*** INPUT DATA ***

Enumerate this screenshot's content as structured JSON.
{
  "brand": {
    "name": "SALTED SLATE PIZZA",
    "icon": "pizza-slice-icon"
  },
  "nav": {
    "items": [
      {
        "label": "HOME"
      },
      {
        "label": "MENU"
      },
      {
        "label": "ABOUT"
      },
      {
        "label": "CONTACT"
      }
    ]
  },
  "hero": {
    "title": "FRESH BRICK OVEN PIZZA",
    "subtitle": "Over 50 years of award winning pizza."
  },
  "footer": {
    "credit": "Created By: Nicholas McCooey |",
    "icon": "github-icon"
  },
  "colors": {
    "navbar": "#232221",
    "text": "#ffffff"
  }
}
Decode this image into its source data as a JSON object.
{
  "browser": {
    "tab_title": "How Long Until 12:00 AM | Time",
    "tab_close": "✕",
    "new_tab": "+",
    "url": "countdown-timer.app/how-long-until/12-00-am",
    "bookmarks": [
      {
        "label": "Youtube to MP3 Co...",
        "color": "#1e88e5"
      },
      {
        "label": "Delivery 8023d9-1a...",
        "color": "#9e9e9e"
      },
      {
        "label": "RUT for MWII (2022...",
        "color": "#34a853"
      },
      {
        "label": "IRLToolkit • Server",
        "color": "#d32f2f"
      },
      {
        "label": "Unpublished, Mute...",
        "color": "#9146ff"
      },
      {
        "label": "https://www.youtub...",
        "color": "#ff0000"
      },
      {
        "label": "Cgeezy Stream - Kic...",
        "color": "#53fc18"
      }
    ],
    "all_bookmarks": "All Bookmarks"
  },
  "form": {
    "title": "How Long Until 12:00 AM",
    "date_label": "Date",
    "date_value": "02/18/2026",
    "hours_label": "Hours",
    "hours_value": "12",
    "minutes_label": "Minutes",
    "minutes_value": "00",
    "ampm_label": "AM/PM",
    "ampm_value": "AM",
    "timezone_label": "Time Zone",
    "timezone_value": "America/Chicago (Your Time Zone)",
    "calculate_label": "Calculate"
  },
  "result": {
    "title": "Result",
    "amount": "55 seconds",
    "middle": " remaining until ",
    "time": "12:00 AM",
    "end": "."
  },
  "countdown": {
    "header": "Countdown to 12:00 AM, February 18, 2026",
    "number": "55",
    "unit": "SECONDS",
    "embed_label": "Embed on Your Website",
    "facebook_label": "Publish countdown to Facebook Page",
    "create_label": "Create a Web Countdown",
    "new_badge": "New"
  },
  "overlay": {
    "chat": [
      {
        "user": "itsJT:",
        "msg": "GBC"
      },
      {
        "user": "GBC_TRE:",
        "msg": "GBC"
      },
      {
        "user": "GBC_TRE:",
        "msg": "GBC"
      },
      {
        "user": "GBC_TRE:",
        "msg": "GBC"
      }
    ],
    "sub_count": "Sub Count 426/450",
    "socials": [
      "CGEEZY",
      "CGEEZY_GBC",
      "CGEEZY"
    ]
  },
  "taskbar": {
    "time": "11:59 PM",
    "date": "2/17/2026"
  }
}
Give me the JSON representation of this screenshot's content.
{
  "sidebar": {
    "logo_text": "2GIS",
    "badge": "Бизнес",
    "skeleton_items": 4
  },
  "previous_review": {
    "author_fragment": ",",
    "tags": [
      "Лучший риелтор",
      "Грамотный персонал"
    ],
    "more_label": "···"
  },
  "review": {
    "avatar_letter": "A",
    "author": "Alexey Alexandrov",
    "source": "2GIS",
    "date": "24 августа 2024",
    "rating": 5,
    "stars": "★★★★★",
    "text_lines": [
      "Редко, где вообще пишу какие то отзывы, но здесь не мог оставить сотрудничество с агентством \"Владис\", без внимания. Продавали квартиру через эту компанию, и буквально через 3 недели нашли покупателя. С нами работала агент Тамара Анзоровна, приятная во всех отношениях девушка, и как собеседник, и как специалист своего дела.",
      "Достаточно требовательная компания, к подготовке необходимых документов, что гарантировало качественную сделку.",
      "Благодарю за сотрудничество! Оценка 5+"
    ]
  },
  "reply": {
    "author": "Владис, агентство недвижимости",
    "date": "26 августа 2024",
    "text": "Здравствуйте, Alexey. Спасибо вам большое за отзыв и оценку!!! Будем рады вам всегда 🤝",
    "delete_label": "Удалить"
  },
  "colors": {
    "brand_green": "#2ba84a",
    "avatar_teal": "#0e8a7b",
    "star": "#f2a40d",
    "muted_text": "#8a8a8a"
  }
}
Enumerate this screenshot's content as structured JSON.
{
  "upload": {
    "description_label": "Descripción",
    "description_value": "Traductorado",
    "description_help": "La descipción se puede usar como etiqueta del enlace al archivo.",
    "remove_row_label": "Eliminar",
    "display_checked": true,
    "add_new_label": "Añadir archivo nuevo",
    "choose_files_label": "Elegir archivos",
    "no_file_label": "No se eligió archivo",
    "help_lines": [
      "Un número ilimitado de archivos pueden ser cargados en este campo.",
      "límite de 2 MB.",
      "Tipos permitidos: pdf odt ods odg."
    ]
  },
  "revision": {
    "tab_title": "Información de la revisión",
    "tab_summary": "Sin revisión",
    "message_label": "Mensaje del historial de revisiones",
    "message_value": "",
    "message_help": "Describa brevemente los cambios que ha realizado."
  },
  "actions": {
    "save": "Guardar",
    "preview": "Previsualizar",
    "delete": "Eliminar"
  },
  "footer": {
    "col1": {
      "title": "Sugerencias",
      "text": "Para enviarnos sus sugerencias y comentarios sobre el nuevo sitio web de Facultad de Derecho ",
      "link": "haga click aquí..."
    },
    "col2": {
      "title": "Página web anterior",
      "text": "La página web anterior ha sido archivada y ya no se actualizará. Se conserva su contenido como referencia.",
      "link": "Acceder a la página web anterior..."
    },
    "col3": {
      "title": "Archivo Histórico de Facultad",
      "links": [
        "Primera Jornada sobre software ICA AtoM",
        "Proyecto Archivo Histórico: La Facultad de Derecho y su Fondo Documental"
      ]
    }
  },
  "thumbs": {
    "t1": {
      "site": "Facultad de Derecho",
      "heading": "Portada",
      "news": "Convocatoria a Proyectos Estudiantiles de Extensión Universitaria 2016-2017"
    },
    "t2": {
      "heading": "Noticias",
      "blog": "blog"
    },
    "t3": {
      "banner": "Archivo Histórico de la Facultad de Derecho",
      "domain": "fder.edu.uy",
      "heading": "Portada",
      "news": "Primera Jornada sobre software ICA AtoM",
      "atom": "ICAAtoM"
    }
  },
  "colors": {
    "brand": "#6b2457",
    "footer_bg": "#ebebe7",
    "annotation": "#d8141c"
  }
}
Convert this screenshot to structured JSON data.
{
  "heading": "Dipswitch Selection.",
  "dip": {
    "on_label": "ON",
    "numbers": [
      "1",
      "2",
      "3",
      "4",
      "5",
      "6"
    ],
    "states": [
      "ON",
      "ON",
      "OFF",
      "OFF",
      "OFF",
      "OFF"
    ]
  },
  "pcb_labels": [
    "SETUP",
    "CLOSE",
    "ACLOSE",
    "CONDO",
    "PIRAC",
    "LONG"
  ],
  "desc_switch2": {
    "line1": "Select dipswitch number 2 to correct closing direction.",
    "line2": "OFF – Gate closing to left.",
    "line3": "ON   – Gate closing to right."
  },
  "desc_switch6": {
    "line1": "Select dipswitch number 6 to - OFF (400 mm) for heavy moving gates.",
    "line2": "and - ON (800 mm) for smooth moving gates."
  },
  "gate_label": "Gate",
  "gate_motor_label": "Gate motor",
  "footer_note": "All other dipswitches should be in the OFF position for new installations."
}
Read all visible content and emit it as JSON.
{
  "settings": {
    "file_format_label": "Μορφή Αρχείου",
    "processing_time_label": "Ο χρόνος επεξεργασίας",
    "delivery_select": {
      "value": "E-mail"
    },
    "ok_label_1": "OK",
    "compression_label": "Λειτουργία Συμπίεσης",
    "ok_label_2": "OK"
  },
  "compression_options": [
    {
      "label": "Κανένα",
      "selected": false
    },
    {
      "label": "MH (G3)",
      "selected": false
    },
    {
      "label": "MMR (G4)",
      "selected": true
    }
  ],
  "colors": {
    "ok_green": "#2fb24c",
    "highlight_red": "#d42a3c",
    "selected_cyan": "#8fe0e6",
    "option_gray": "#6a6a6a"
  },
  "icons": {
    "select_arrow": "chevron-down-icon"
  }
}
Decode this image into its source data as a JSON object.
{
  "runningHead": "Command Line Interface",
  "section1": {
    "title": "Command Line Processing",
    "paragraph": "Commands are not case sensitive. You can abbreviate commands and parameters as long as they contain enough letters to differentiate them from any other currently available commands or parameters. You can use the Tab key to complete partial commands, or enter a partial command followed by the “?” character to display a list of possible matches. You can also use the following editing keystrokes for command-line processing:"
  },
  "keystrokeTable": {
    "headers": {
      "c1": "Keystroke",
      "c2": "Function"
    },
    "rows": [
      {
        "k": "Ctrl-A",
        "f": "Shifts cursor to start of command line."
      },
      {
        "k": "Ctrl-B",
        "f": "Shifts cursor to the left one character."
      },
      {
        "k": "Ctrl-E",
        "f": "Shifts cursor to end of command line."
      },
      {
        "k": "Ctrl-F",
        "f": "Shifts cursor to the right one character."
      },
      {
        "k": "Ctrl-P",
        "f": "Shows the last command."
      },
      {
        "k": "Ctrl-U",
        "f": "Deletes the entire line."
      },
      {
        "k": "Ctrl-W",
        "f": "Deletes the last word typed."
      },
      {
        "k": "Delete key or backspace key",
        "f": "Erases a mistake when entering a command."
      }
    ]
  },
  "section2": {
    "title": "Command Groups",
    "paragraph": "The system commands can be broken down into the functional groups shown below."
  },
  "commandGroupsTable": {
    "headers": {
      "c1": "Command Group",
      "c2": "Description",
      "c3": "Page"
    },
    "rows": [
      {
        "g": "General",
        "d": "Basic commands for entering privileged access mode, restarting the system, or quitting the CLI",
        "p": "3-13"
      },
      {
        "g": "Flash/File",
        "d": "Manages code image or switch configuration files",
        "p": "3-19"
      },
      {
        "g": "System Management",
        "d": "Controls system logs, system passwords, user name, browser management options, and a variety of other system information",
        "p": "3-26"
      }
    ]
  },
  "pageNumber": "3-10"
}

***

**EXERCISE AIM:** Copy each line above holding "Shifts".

**EXPECTED ANSWER:**
        "f": "Shifts cursor to start of command line."
        "f": "Shifts cursor to the left one character."
        "f": "Shifts cursor to end of command line."
        "f": "Shifts cursor to the right one character."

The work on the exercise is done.